##### Recorded data #####

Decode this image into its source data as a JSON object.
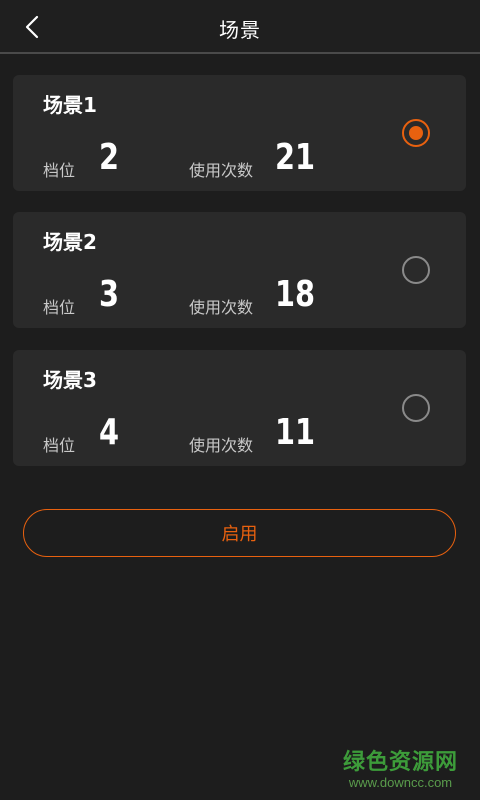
{
  "header": {
    "title": "场景"
  },
  "scenes": [
    {
      "name": "场景1",
      "gear_label": "档位",
      "gear_value": "2",
      "count_label": "使用次数",
      "count_value": "21",
      "selected": true
    },
    {
      "name": "场景2",
      "gear_label": "档位",
      "gear_value": "3",
      "count_label": "使用次数",
      "count_value": "18",
      "selected": false
    },
    {
      "name": "场景3",
      "gear_label": "档位",
      "gear_value": "4",
      "count_label": "使用次数",
      "count_value": "11",
      "selected": false
    }
  ],
  "actions": {
    "enable_label": "启用"
  },
  "watermark": {
    "main": "绿色资源网",
    "sub": "www.downcc.com"
  },
  "colors": {
    "accent": "#e8610f",
    "background": "#1d1d1d",
    "card": "#2a2a2a"
  },
  "icons": {
    "back": "chevron-left-icon",
    "radio_on": "radio-selected-icon",
    "radio_off": "radio-unselected-icon"
  }
}
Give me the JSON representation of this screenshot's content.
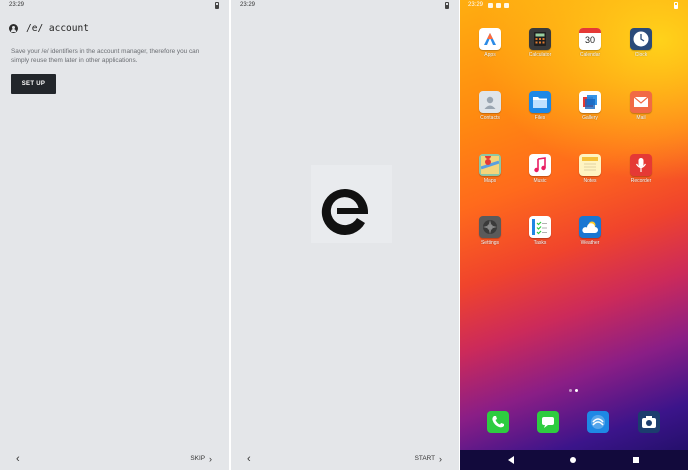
{
  "screens": [
    {
      "status_time": "23:29",
      "account_title": "/e/ account",
      "description": "Save your /e/ identifiers in the account manager, therefore you can simply reuse them later in other applications.",
      "setup_label": "SET UP",
      "back_glyph": "‹",
      "skip_label": "SKIP",
      "forward_glyph": "›"
    },
    {
      "status_time": "23:29",
      "logo": "e-logo",
      "back_glyph": "‹",
      "start_label": "START",
      "forward_glyph": "›"
    },
    {
      "status_time": "23:29",
      "apps": [
        {
          "label": "Apps",
          "icon": "apps-icon",
          "color": "#ffffff"
        },
        {
          "label": "Calculator",
          "icon": "calculator-icon",
          "color": "#3a3a3a"
        },
        {
          "label": "Calendar",
          "icon": "calendar-icon",
          "color": "#ffffff",
          "value": "30"
        },
        {
          "label": "Clock",
          "icon": "clock-icon",
          "color": "#2a4a7a"
        },
        {
          "label": "Contacts",
          "icon": "contacts-icon",
          "color": "#dfe4ea"
        },
        {
          "label": "Files",
          "icon": "files-icon",
          "color": "#1e88e5"
        },
        {
          "label": "Gallery",
          "icon": "gallery-icon",
          "color": "#ffffff"
        },
        {
          "label": "Mail",
          "icon": "mail-icon",
          "color": "#f16a45"
        },
        {
          "label": "Maps",
          "icon": "maps-icon",
          "color": "#8ec7a5"
        },
        {
          "label": "Music",
          "icon": "music-icon",
          "color": "#ffffff"
        },
        {
          "label": "Notes",
          "icon": "notes-icon",
          "color": "#fff4c2"
        },
        {
          "label": "Recorder",
          "icon": "recorder-icon",
          "color": "#e53935"
        },
        {
          "label": "Settings",
          "icon": "settings-icon",
          "color": "#5a5a5a"
        },
        {
          "label": "Tasks",
          "icon": "tasks-icon",
          "color": "#ffffff"
        },
        {
          "label": "Weather",
          "icon": "weather-icon",
          "color": "#1976d2"
        }
      ],
      "dock": [
        {
          "icon": "phone-icon",
          "color": "#2ecc40"
        },
        {
          "icon": "messages-icon",
          "color": "#2ecc40"
        },
        {
          "icon": "browser-icon",
          "color": "#1e88e5"
        },
        {
          "icon": "camera-icon",
          "color": "#1c3d6e"
        }
      ],
      "page_indicator": {
        "pages": 2,
        "current": 2
      }
    }
  ]
}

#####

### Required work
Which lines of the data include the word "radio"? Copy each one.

### Response box
    "radio_on": "radio-selected-icon",
    "radio_off": "radio-unselected-icon"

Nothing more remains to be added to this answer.